“Only buy something that you’d be perfectly happy to hold if the market shut down for 10 years.”
— Warren Buffett
The investment philosophy practiced by Warren Buffett calls for investors to take a long-term horizon when making an investment, such as a decade-long holding period (or even longer), and reconsider making the investment in the first place if unable to envision holding the stock for at least five years. Today, we look at how such a long-term strategy would have done for investors in Goldman Sachs Group Inc (NYSE: GS) back in 2011, holding through to today.
|Average annual return:||17.62%|
As we can see, the decade-long investment result worked out exceptionally well, with an annualized rate of return of 17.62%. This would have turned a $10K investment made 10 years ago into $50,722.18 today (as of 12/15/2021). On a total return basis, that’s a result of 407.09% (something to think about: how might GS shares perform over the next 10 years?). [These numbers were computed with the Dividend Channel DRIP Returns Calculator.]
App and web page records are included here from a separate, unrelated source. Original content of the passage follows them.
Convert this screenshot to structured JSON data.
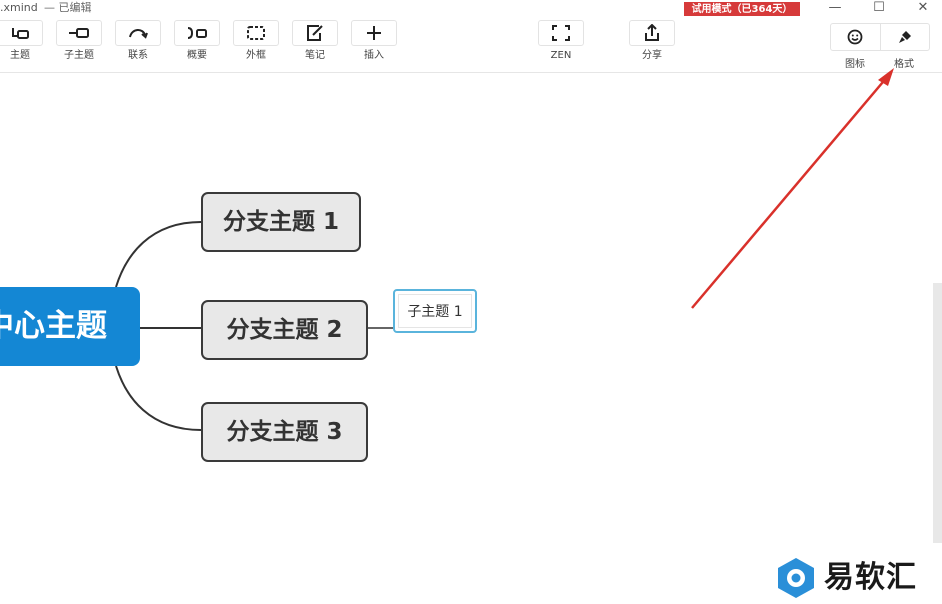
{
  "window": {
    "filename": ".xmind",
    "status": "— 已编辑",
    "trial_badge": "试用模式（已364天）",
    "min_symbol": "—",
    "max_symbol": "☐",
    "close_symbol": "✕"
  },
  "toolbar": {
    "items": [
      {
        "label": "主题",
        "icon": "topic-icon"
      },
      {
        "label": "子主题",
        "icon": "subtopic-icon"
      },
      {
        "label": "联系",
        "icon": "relationship-icon"
      },
      {
        "label": "概要",
        "icon": "summary-icon"
      },
      {
        "label": "外框",
        "icon": "boundary-icon"
      },
      {
        "label": "笔记",
        "icon": "note-icon"
      },
      {
        "label": "插入",
        "icon": "plus-icon"
      },
      {
        "label": "ZEN",
        "icon": "zen-icon"
      },
      {
        "label": "分享",
        "icon": "share-icon"
      }
    ],
    "right": [
      {
        "label": "图标",
        "icon": "smiley-icon"
      },
      {
        "label": "格式",
        "icon": "brush-icon"
      }
    ]
  },
  "mindmap": {
    "central": "中心主题",
    "branches": [
      "分支主题 1",
      "分支主题 2",
      "分支主题 3"
    ],
    "subtopic": "子主题 1"
  },
  "watermark": {
    "text": "易软汇"
  },
  "colors": {
    "central_fill": "#1487d4",
    "branch_fill": "#e8e8e8",
    "trial_badge": "#d63a3a",
    "subtopic_border": "#5ab4dc",
    "arrow": "#d9312b"
  }
}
Many investors out there refuse to own any stock that lacks a dividend; in the case of Goldman Sachs Group Inc, investors have received $32.92/share in dividends these past 10 years examined in the exercise above. This means total return was driven not just by share price, but also by the dividends received (and what the investor did with those dividends). For this exercise, what we’ve done with the dividends is to assume they are reinvestted — i.e. used to purchase additional shares (the calculations use closing price on ex-date).
Based upon the most recent annualized dividend rate of 8/share, we calculate that GS has a current yield of approximately 2.05%. Another interesting datapoint we can examine is ‘yield on cost’ — in other words, we can express the current annualized dividend of 8 against the original $90.10/share purchase price. This works out to a yield on cost of 2.28%.
One more investment quote to leave you with:
“There’s a virtuous cycle when people have to defend challenges to their ideas. Any gaps in thinking or analysis become clear pretty quickly when smart people ask good, logical questions.” — Joel Greenblatt